### EXERCISE
Copy each record below faithfully, leaving out images.

Data about app and page elements:

....................

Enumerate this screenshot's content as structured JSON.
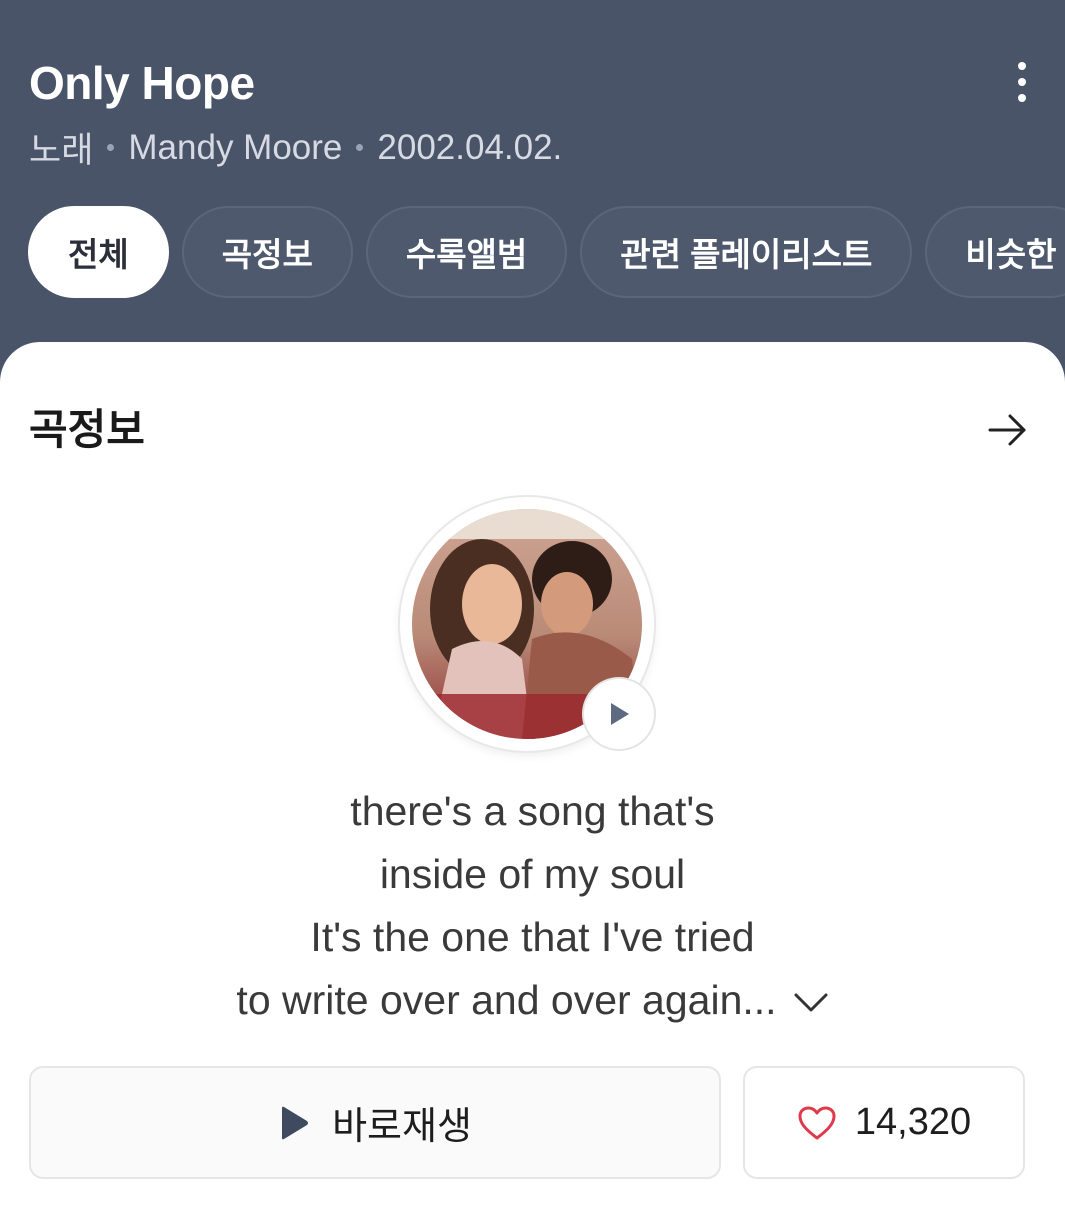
{
  "header": {
    "title": "Only Hope",
    "meta": {
      "type": "노래",
      "artist": "Mandy Moore",
      "date": "2002.04.02."
    }
  },
  "tabs": [
    {
      "label": "전체",
      "active": true
    },
    {
      "label": "곡정보",
      "active": false
    },
    {
      "label": "수록앨범",
      "active": false
    },
    {
      "label": "관련 플레이리스트",
      "active": false
    },
    {
      "label": "비슷한",
      "active": false
    }
  ],
  "section": {
    "title": "곡정보"
  },
  "lyrics": [
    "there's a song that's",
    "inside of my soul",
    "It's the one that I've tried",
    "to write over and over again..."
  ],
  "actions": {
    "play_label": "바로재생",
    "like_count": "14,320"
  },
  "colors": {
    "header_bg": "#4a5469",
    "heart": "#e0394a",
    "play_icon": "#3f4a5e"
  },
  "icons": [
    "more-vertical-icon",
    "arrow-right-icon",
    "play-icon",
    "chevron-down-icon",
    "heart-icon"
  ]
}
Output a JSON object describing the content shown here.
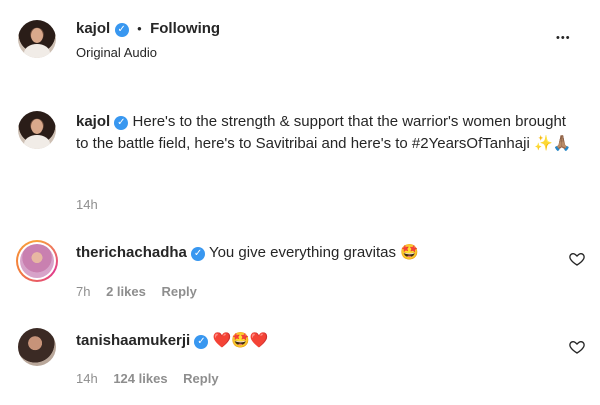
{
  "header": {
    "username": "kajol",
    "separator": "•",
    "follow_status": "Following",
    "audio": "Original Audio",
    "more": "•••"
  },
  "post": {
    "username": "kajol",
    "caption": "Here's to the strength & support that the warrior's women brought to the battle field, here's to Savitribai and here's to #2YearsOfTanhaji ✨🙏🏽",
    "time": "14h"
  },
  "comments": [
    {
      "username": "therichachadha",
      "text": "You give everything gravitas 🤩",
      "time": "7h",
      "likes": "2 likes",
      "reply": "Reply"
    },
    {
      "username": "tanishaamukerji",
      "text": "❤️🤩❤️",
      "time": "14h",
      "likes": "124 likes",
      "reply": "Reply"
    }
  ],
  "colors": {
    "verified": "#3897f0",
    "text": "#262626",
    "muted": "#8e8e8e"
  },
  "icons": {
    "verified": "verified-badge-icon",
    "like": "heart-outline-icon",
    "more": "more-options-icon"
  }
}
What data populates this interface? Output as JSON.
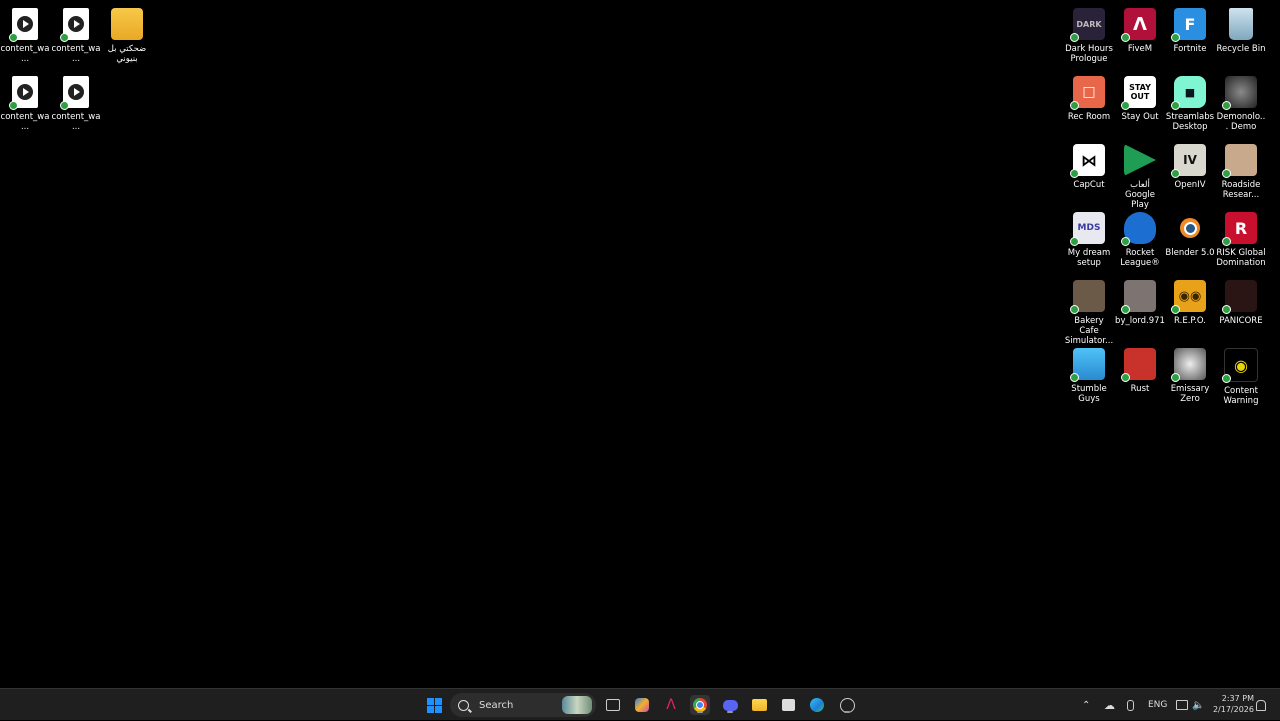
{
  "desktop": {
    "left_icons": [
      {
        "label": "content_wa...",
        "icon": "video-file-icon"
      },
      {
        "label": "content_wa...",
        "icon": "video-file-icon"
      },
      {
        "label": "ضحكتي بل بنيوني",
        "icon": "folder-icon"
      },
      {
        "label": "content_wa...",
        "icon": "video-file-icon"
      },
      {
        "label": "content_wa...",
        "icon": "video-file-icon"
      }
    ],
    "right_icons": [
      {
        "label": "Dark Hours Prologue",
        "icon": "dark-hours-icon"
      },
      {
        "label": "FiveM",
        "icon": "fivem-icon"
      },
      {
        "label": "Fortnite",
        "icon": "fortnite-icon"
      },
      {
        "label": "Recycle Bin",
        "icon": "recycle-bin-icon"
      },
      {
        "label": "Rec Room",
        "icon": "rec-room-icon"
      },
      {
        "label": "Stay Out",
        "icon": "stay-out-icon"
      },
      {
        "label": "Streamlabs Desktop",
        "icon": "streamlabs-icon"
      },
      {
        "label": "Demonolo... Demo",
        "icon": "demonologist-icon"
      },
      {
        "label": "CapCut",
        "icon": "capcut-icon"
      },
      {
        "label": "ألعاب Google Play",
        "icon": "google-play-games-icon"
      },
      {
        "label": "OpenIV",
        "icon": "openiv-icon"
      },
      {
        "label": "Roadside Resear...",
        "icon": "roadside-research-icon"
      },
      {
        "label": "My dream setup",
        "icon": "my-dream-setup-icon"
      },
      {
        "label": "Rocket League®",
        "icon": "rocket-league-icon"
      },
      {
        "label": "Blender 5.0",
        "icon": "blender-icon"
      },
      {
        "label": "RISK Global Domination",
        "icon": "risk-icon"
      },
      {
        "label": "Bakery Cafe Simulator...",
        "icon": "bakery-cafe-icon"
      },
      {
        "label": "by_lord.971",
        "icon": "by-lord-icon"
      },
      {
        "label": "R.E.P.O.",
        "icon": "repo-icon"
      },
      {
        "label": "PANICORE",
        "icon": "panicore-icon"
      },
      {
        "label": "Stumble Guys",
        "icon": "stumble-guys-icon"
      },
      {
        "label": "Rust",
        "icon": "rust-icon"
      },
      {
        "label": "Emissary Zero",
        "icon": "emissary-zero-icon"
      },
      {
        "label": "Content Warning",
        "icon": "content-warning-icon"
      }
    ]
  },
  "taskbar": {
    "search_placeholder": "Search",
    "language": "ENG",
    "time": "2:37 PM",
    "date": "2/17/2026",
    "pinned": [
      "start-icon",
      "task-view-icon",
      "copilot-icon",
      "fivem-icon",
      "chrome-icon",
      "discord-icon",
      "file-explorer-icon",
      "store-icon",
      "edge-icon",
      "app-icon"
    ]
  },
  "colors": {
    "desktop_bg": "#000000",
    "taskbar_bg": "#1f1f1f",
    "windows_blue": "#1e90ff"
  }
}
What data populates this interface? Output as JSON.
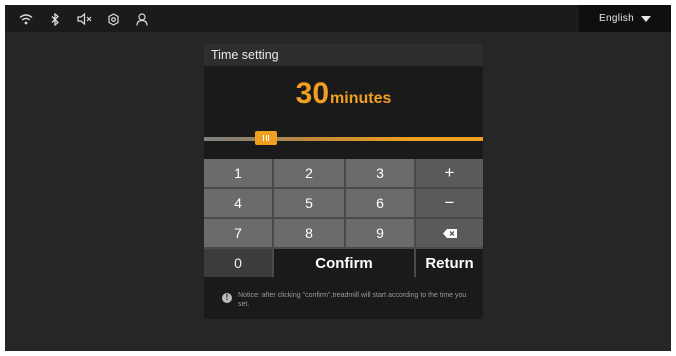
{
  "status_bar": {
    "icons": [
      "wifi-icon",
      "bluetooth-icon",
      "speaker-muted-icon",
      "settings-icon",
      "user-icon"
    ],
    "language": "English"
  },
  "dialog": {
    "title": "Time setting",
    "time_value": "30",
    "time_unit": "minutes",
    "slider_level_fraction": 0.2
  },
  "keypad": {
    "rows": [
      [
        "1",
        "2",
        "3",
        "+"
      ],
      [
        "4",
        "5",
        "6",
        "−"
      ],
      [
        "7",
        "8",
        "9",
        "backspace-icon"
      ]
    ],
    "zero": "0",
    "confirm": "Confirm",
    "return": "Return"
  },
  "notice": {
    "icon": "!",
    "text": "Notice: after clicking \"confirm\",treadmill will start according to the time you set."
  },
  "colors": {
    "accent": "#f0a020",
    "background": "#262626",
    "key": "#6b6b6b"
  }
}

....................

### RESPONSE
Enumerate this screenshot's content as structured JSON.
{
  "header": {
    "title": "Only Hope",
    "meta": {
      "type": "노래",
      "artist": "Mandy Moore",
      "date": "2002.04.02."
    }
  },
  "tabs": [
    {
      "label": "전체",
      "active": true
    },
    {
      "label": "곡정보",
      "active": false
    },
    {
      "label": "수록앨범",
      "active": false
    },
    {
      "label": "관련 플레이리스트",
      "active": false
    },
    {
      "label": "비슷한",
      "active": false
    }
  ],
  "section": {
    "title": "곡정보"
  },
  "lyrics": [
    "there's a song that's",
    "inside of my soul",
    "It's the one that I've tried",
    "to write over and over again..."
  ],
  "actions": {
    "play_label": "바로재생",
    "like_count": "14,320"
  },
  "colors": {
    "header_bg": "#4a5469",
    "heart": "#e0394a",
    "play_icon": "#3f4a5e"
  },
  "icons": [
    "more-vertical-icon",
    "arrow-right-icon",
    "play-icon",
    "chevron-down-icon",
    "heart-icon"
  ]
}
Output a JSON object describing the content shown here.
{
  "header": {
    "username": "kajol",
    "separator": "•",
    "follow_status": "Following",
    "audio": "Original Audio",
    "more": "•••"
  },
  "post": {
    "username": "kajol",
    "caption": "Here's to the strength & support that the warrior's women brought to the battle field, here's to Savitribai and here's to #2YearsOfTanhaji ✨🙏🏽",
    "time": "14h"
  },
  "comments": [
    {
      "username": "therichachadha",
      "text": "You give everything gravitas 🤩",
      "time": "7h",
      "likes": "2 likes",
      "reply": "Reply"
    },
    {
      "username": "tanishaamukerji",
      "text": "❤️🤩❤️",
      "time": "14h",
      "likes": "124 likes",
      "reply": "Reply"
    }
  ],
  "colors": {
    "verified": "#3897f0",
    "text": "#262626",
    "muted": "#8e8e8e"
  },
  "icons": {
    "verified": "verified-badge-icon",
    "like": "heart-outline-icon",
    "more": "more-options-icon"
  }
}
What data populates this interface? Output as JSON.
{
  "desktop": {
    "left_icons": [
      {
        "label": "content_wa...",
        "icon": "video-file-icon"
      },
      {
        "label": "content_wa...",
        "icon": "video-file-icon"
      },
      {
        "label": "ضحكتي بل بنيوني",
        "icon": "folder-icon"
      },
      {
        "label": "content_wa...",
        "icon": "video-file-icon"
      },
      {
        "label": "content_wa...",
        "icon": "video-file-icon"
      }
    ],
    "right_icons": [
      {
        "label": "Dark Hours Prologue",
        "icon": "dark-hours-icon"
      },
      {
        "label": "FiveM",
        "icon": "fivem-icon"
      },
      {
        "label": "Fortnite",
        "icon": "fortnite-icon"
      },
      {
        "label": "Recycle Bin",
        "icon": "recycle-bin-icon"
      },
      {
        "label": "Rec Room",
        "icon": "rec-room-icon"
      },
      {
        "label": "Stay Out",
        "icon": "stay-out-icon"
      },
      {
        "label": "Streamlabs Desktop",
        "icon": "streamlabs-icon"
      },
      {
        "label": "Demonolo... Demo",
        "icon": "demonologist-icon"
      },
      {
        "label": "CapCut",
        "icon": "capcut-icon"
      },
      {
        "label": "ألعاب Google Play",
        "icon": "google-play-games-icon"
      },
      {
        "label": "OpenIV",
        "icon": "openiv-icon"
      },
      {
        "label": "Roadside Resear...",
        "icon": "roadside-research-icon"
      },
      {
        "label": "My dream setup",
        "icon": "my-dream-setup-icon"
      },
      {
        "label": "Rocket League®",
        "icon": "rocket-league-icon"
      },
      {
        "label": "Blender 5.0",
        "icon": "blender-icon"
      },
      {
        "label": "RISK Global Domination",
        "icon": "risk-icon"
      },
      {
        "label": "Bakery Cafe Simulator...",
        "icon": "bakery-cafe-icon"
      },
      {
        "label": "by_lord.971",
        "icon": "by-lord-icon"
      },
      {
        "label": "R.E.P.O.",
        "icon": "repo-icon"
      },
      {
        "label": "PANICORE",
        "icon": "panicore-icon"
      },
      {
        "label": "Stumble Guys",
        "icon": "stumble-guys-icon"
      },
      {
        "label": "Rust",
        "icon": "rust-icon"
      },
      {
        "label": "Emissary Zero",
        "icon": "emissary-zero-icon"
      },
      {
        "label": "Content Warning",
        "icon": "content-warning-icon"
      }
    ]
  },
  "taskbar": {
    "search_placeholder": "Search",
    "language": "ENG",
    "time": "2:37 PM",
    "date": "2/17/2026",
    "pinned": [
      "start-icon",
      "task-view-icon",
      "copilot-icon",
      "fivem-icon",
      "chrome-icon",
      "discord-icon",
      "file-explorer-icon",
      "store-icon",
      "edge-icon",
      "app-icon"
    ]
  },
  "colors": {
    "desktop_bg": "#000000",
    "taskbar_bg": "#1f1f1f",
    "windows_blue": "#1e90ff"
  }
}
What data populates this interface? Output as JSON.
{
  "status_bar": {
    "icons": [
      "wifi-icon",
      "bluetooth-icon",
      "speaker-muted-icon",
      "settings-icon",
      "user-icon"
    ],
    "language": "English"
  },
  "dialog": {
    "title": "Time setting",
    "time_value": "30",
    "time_unit": "minutes",
    "slider_level_fraction": 0.2
  },
  "keypad": {
    "rows": [
      [
        "1",
        "2",
        "3",
        "+"
      ],
      [
        "4",
        "5",
        "6",
        "−"
      ],
      [
        "7",
        "8",
        "9",
        "backspace-icon"
      ]
    ],
    "zero": "0",
    "confirm": "Confirm",
    "return": "Return"
  },
  "notice": {
    "icon": "!",
    "text": "Notice: after clicking \"confirm\",treadmill will start according to the time you set."
  },
  "colors": {
    "accent": "#f0a020",
    "background": "#262626",
    "key": "#6b6b6b"
  }
}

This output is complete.